What you should do: Note how many lines in the material have "conformités", and give only that figure.

Provided records:
++++++++

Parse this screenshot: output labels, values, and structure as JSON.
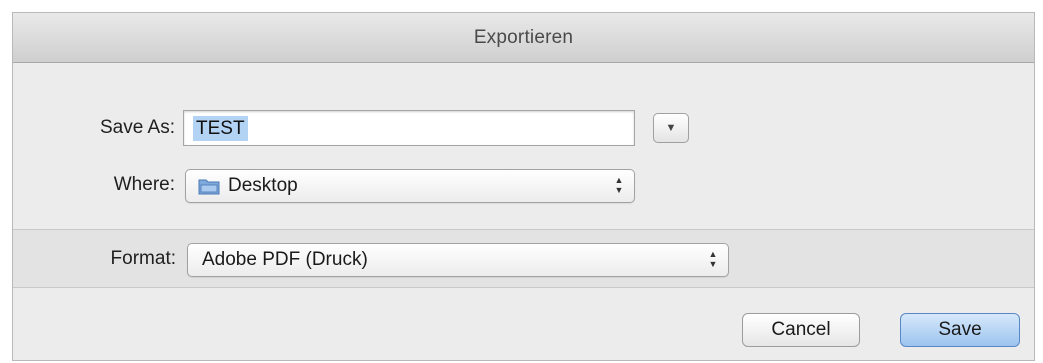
{
  "window": {
    "title": "Exportieren"
  },
  "save_as": {
    "label": "Save As:",
    "value": "TEST",
    "disclosure_icon": "triangle-down-icon"
  },
  "where": {
    "label": "Where:",
    "value": "Desktop",
    "icon": "folder-icon"
  },
  "format": {
    "label": "Format:",
    "value": "Adobe PDF (Druck)"
  },
  "buttons": {
    "cancel": "Cancel",
    "save": "Save"
  },
  "colors": {
    "selection": "#b3d3f5",
    "default_button": "#9cc4ef",
    "folder_icon": "#5d8fc9"
  }
}
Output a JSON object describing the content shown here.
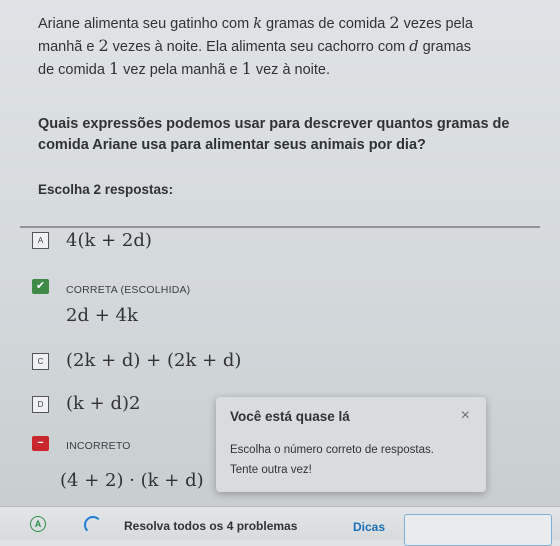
{
  "question": {
    "line1_pre": "Ariane alimenta seu gatinho com ",
    "var_k": "k",
    "line1_mid": " gramas de comida ",
    "num_2a": "2",
    "line1_post": " vezes pela",
    "line2_pre": "manhã e ",
    "num_2b": "2",
    "line2_mid": " vezes à noite. Ela alimenta seu cachorro com ",
    "var_d": "d",
    "line2_post": " gramas",
    "line3_pre": "de comida ",
    "num_1a": "1",
    "line3_mid": " vez pela manhã e ",
    "num_1b": "1",
    "line3_post": " vez à noite."
  },
  "prompt": "Quais expressões podemos usar para descrever quantos gramas de comida Ariane usa para alimentar seus animais por dia?",
  "choose_label": "Escolha 2 respostas:",
  "options": [
    {
      "letter": "A",
      "expr": "4(k + 2d)"
    },
    {
      "status": "CORRETA (ESCOLHIDA)",
      "expr": "2d + 4k"
    },
    {
      "letter": "C",
      "expr": "(2k + d) + (2k + d)"
    },
    {
      "letter": "D",
      "expr": "(k + d)2"
    },
    {
      "status": "INCORRETO",
      "expr": "(4 + 2) · (k + d)"
    }
  ],
  "popup": {
    "title": "Você está quase lá",
    "close": "×",
    "message": "Escolha o número correto de respostas.",
    "message2": "Tente outra vez!"
  },
  "bottom": {
    "badge": "A",
    "text": "Resolva todos os 4 problemas",
    "hints": "Dicas"
  }
}
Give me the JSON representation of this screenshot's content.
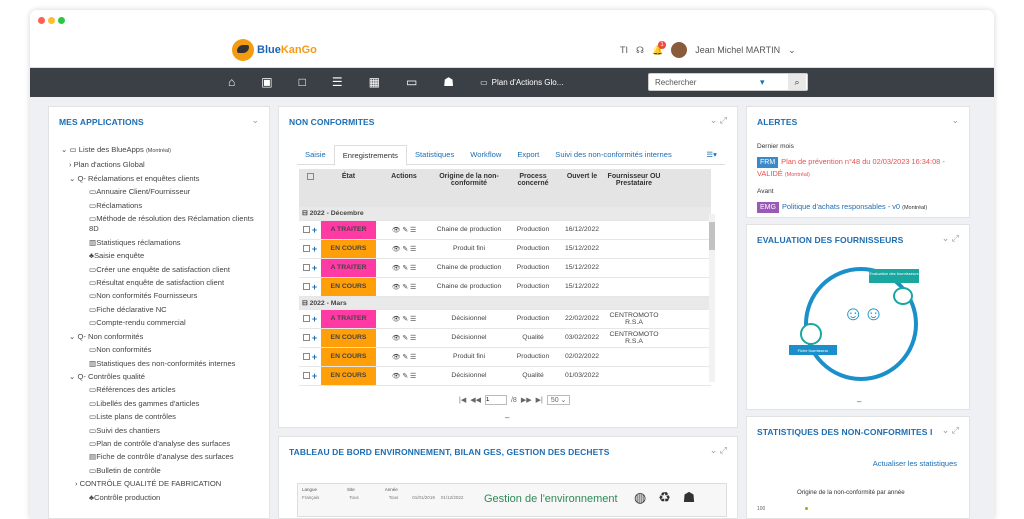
{
  "topbar": {
    "brand_blue": "Blue",
    "brand_orange": "KanGo",
    "text_icon": "TI",
    "notif_count": "1",
    "user": "Jean Michel MARTIN"
  },
  "nav": {
    "plan": "Plan d'Actions Glo...",
    "search_placeholder": "Rechercher"
  },
  "apps": {
    "title": "MES APPLICATIONS",
    "items": [
      "Liste des BlueApps",
      "(Montréal)",
      "Plan d'actions Global",
      "Q- Réclamations et enquêtes clients",
      "Annuaire Client/Fournisseur",
      "Réclamations",
      "Méthode de résolution des Réclamation clients",
      "8D",
      "Statistiques réclamations",
      "Saisie enquête",
      "Créer une enquête de satisfaction client",
      "Résultat enquête de satisfaction client",
      "Non conformités Fournisseurs",
      "Fiche déclarative NC",
      "Compte-rendu commercial",
      "Q- Non conformités",
      "Non conformités",
      "Statistiques des non-conformités internes",
      "Q- Contrôles qualité",
      "Références des articles",
      "Libellés des gammes d'articles",
      "Liste plans de contrôles",
      "Suivi des chantiers",
      "Plan de contrôle d'analyse des surfaces",
      "Fiche de contrôle d'analyse des surfaces",
      "Bulletin de contrôle",
      "CONTRÔLE QUALITÉ DE FABRICATION",
      "Contrôle production"
    ]
  },
  "nc": {
    "title": "NON CONFORMITES",
    "tabs": [
      "Saisie",
      "Enregistrements",
      "Statistiques",
      "Workflow",
      "Export",
      "Suivi des non-conformités internes"
    ],
    "headers": [
      "État",
      "Actions",
      "Origine de la non-conformité",
      "Process concerné",
      "Ouvert le",
      "Fournisseur OU Prestataire"
    ],
    "groups": [
      "2022 - Décembre",
      "2022 - Mars"
    ],
    "rows": [
      [
        "A TRAITER",
        "Chaine de production",
        "Production",
        "16/12/2022",
        ""
      ],
      [
        "EN COURS",
        "Produit fini",
        "Production",
        "15/12/2022",
        ""
      ],
      [
        "A TRAITER",
        "Chaine de production",
        "Production",
        "15/12/2022",
        ""
      ],
      [
        "EN COURS",
        "Chaine de production",
        "Production",
        "15/12/2022",
        ""
      ],
      [
        "A TRAITER",
        "Décisionnel",
        "Production",
        "22/02/2022",
        "CENTROMOTO R.S.A"
      ],
      [
        "EN COURS",
        "Décisionnel",
        "Qualité",
        "03/02/2022",
        "CENTROMOTO R.S.A"
      ],
      [
        "EN COURS",
        "Produit fini",
        "Production",
        "02/02/2022",
        ""
      ],
      [
        "EN COURS",
        "Décisionnel",
        "Qualité",
        "01/03/2022",
        ""
      ]
    ],
    "pager": {
      "page": "1",
      "of": "/8",
      "size": "50"
    }
  },
  "env": {
    "title": "TABLEAU DE BORD ENVIRONNEMENT, BILAN GES, GESTION DES DECHETS",
    "banner": "Gestion de l'environnement",
    "filters": [
      "Langue",
      "Site",
      "Année",
      "Français",
      "Tous",
      "Tous"
    ],
    "dates": [
      "01/01/2019",
      "01/12/2022"
    ]
  },
  "alerts": {
    "title": "ALERTES",
    "section1": "Dernier mois",
    "tag1": "FRM",
    "text1": "Plan de prévention n°48 du 02/03/2023 16:34:08 - VALIDÉ",
    "city1": "(Montréal)",
    "section2": "Avant",
    "tag2": "EMG",
    "text2": "Politique d'achats responsables - v0",
    "city2": "(Montréal)"
  },
  "eval": {
    "title": "EVALUATION DES FOURNISSEURS",
    "label1": "Evaluation des fournisseurs",
    "label2": "Fiche fournisseur",
    "dash": "–"
  },
  "stats": {
    "title": "STATISTIQUES DES NON-CONFORMITES I",
    "link": "Actualiser les statistiques",
    "chart_title": "Origine de la non-conformité par année",
    "y_tick": "100"
  },
  "colors": {
    "accent": "#1d6db3",
    "a_traiter": "#ff3aa5",
    "en_cours": "#ff9f0a",
    "navbar": "#3b4046"
  }
}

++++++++

Your solution: 5